What if President Obama and Secretary of State John Kerry, unable to procure a good outcome for the West, simply walked away from a nuclear deal with Iran?

President Obama's critics would have to admit that such a move, though highly unlikely, took guts when the president had staked so much of his reputation on it. Oddly, it would actually burnish the president's reputation. It would show that national defense is more important to him than his legacy (thus, ironically, adding immeasureably to his legacy).

Dream on.  I detect a weary sense of resignation in this very good Washington Post editorial, which warns that Iran's past cheating on agreements is a "worrying omen."  The editorial begins:

IF IT is reached in the coming days, a nuclear deal with Iran will be, at best, an unsatisfying and risky compromise. Iran’s emergence as a threshold nuclear power, with the ability to produce a weapon quickly, will not be prevented; it will be postponed, by 10 to 15 years. In exchange, Tehran will reap hundreds of billions of dollars in sanctions relief it can use to revive its economy and fund the wars it is waging around the Middle East.

Whether this flawed deal is sustainable will depend on a complex set of verification arrangements and provisions for restoring sanctions in the event of cheating. The schemes may or may not work; the history of the comparable nuclear accord with North Korea in the 1990s is not encouraging. The United States and its allies will have to be aggressive in countering the inevitable Iranian attempts to test the accord and willing to insist on consequences even if it means straining relations with friendly governments or imposing costs on Western companies.
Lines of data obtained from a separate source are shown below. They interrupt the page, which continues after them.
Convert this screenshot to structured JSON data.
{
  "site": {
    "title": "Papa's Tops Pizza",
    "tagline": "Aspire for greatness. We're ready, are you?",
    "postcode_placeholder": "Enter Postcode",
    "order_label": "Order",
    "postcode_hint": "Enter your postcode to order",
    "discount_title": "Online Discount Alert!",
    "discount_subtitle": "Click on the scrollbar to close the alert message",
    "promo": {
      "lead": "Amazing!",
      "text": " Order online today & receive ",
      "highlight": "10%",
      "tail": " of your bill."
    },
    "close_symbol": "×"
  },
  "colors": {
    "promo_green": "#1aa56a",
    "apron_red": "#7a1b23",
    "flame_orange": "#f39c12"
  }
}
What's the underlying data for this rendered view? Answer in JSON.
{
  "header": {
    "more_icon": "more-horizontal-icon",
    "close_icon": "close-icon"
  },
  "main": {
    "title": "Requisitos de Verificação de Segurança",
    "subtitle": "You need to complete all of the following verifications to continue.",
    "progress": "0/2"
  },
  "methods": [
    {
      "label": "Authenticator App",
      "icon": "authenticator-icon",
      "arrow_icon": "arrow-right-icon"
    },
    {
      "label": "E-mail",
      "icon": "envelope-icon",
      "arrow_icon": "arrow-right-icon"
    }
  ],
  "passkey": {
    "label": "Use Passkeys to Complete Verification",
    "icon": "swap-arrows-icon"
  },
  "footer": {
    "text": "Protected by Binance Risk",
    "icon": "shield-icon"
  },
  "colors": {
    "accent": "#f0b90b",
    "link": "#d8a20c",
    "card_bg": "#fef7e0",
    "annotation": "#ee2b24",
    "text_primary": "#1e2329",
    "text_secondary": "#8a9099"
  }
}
The editorial goes on to state that Iran managed to meet compliance with the interim accord for this deal only by some very shifty accounting for nuclear material. And the Obama administration was outraged, right? Not at all:

Rather than publicly report this departure from the accord, the Obama administration chose to quietly accept it. When a respected independent think tank, the Institute for Science and International Security, began pointing out the problem, the administration’s response was to rush to Iran’s defense — and heatedly attack the institute as well as a report in the New York Times.

The Washington Post may be optimistic in accepting that the agreement would delay Iran's ability to produce a nuclear weapon ten or fifteen years.

Overall the editorial from a newspaper that is not exactly a conservative bastion must be taken as an indication of just how bad a situation the negotiations might be creating.